Traditional retail stores remain the engine that drives this industry. Still, there is a growing body of shoppers that has different ideas as to what constitutes a store; not all distinguish between physical and virtual channels the way their parents do. The need to create a seamless shopping experience for today’s omni-channel shopper is ongoing.
For years industry pundits have been saying that the store should be treated like a stage; this year that statement needs to be followed by an exclamation point. Shoppers can roam the aisles of your store while checking prices at your competitors. Retailers can’t control that, but they can make the experience so appealing that the shopper is willing to buy the item while standing in front of it rather than push a few buttons and wait, usually for the promise of just a few dollars in savings.
How can retailers make stores more appealing? Through great design, better customer service and value-added services. There is a watershed of in-store technologies with which retailers are experimenting to make the in-store experience more appealing; retailers need to test and deploy the ones that make the most sense, keeping in mind the value of enabling employees to engage with customers the way they engage with their friends.
Debates about store size persist: Is bigger better, or do shoppers prefer a smaller footprint and an edited assortment? The answer is really less about size and more about ease of navigation and more inviting environments. There’s no magic bullet.
• Among the questions retailers will wrestle with in 2012: What’s more important, the brands in the store or the brand on the door?
• Retailers need to control the shopping experience, using all channels to make it seamless. You can’t operate 20th-century stores if you want to appeal to 21st-century shoppers.
• Labor issues continue to vex some retailers.

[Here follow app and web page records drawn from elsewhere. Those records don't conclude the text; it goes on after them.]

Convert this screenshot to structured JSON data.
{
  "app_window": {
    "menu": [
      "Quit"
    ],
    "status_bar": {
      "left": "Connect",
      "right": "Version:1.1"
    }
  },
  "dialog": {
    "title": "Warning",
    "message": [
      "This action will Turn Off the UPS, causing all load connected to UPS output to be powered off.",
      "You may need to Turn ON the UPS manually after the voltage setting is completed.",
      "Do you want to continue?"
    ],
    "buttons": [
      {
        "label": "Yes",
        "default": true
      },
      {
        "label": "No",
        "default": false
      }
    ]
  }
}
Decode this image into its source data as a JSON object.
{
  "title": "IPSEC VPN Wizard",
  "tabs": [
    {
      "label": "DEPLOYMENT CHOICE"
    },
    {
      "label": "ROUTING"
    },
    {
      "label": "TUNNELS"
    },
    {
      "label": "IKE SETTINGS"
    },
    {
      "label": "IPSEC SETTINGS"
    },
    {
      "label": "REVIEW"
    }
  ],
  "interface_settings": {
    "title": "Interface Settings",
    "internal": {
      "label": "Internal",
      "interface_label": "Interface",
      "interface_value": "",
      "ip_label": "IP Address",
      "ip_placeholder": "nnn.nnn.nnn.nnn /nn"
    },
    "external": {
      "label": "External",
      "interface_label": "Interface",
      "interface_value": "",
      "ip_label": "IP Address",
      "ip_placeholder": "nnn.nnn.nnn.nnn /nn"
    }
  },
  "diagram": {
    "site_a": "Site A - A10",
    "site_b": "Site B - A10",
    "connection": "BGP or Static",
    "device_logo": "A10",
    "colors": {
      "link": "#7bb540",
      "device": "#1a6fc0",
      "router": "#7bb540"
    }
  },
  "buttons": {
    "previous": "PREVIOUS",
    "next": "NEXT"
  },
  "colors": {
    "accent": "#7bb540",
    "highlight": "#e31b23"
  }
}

In the next 12 months task management will become more important as retailers attempt to move staff through critical activities in an orchestrated way.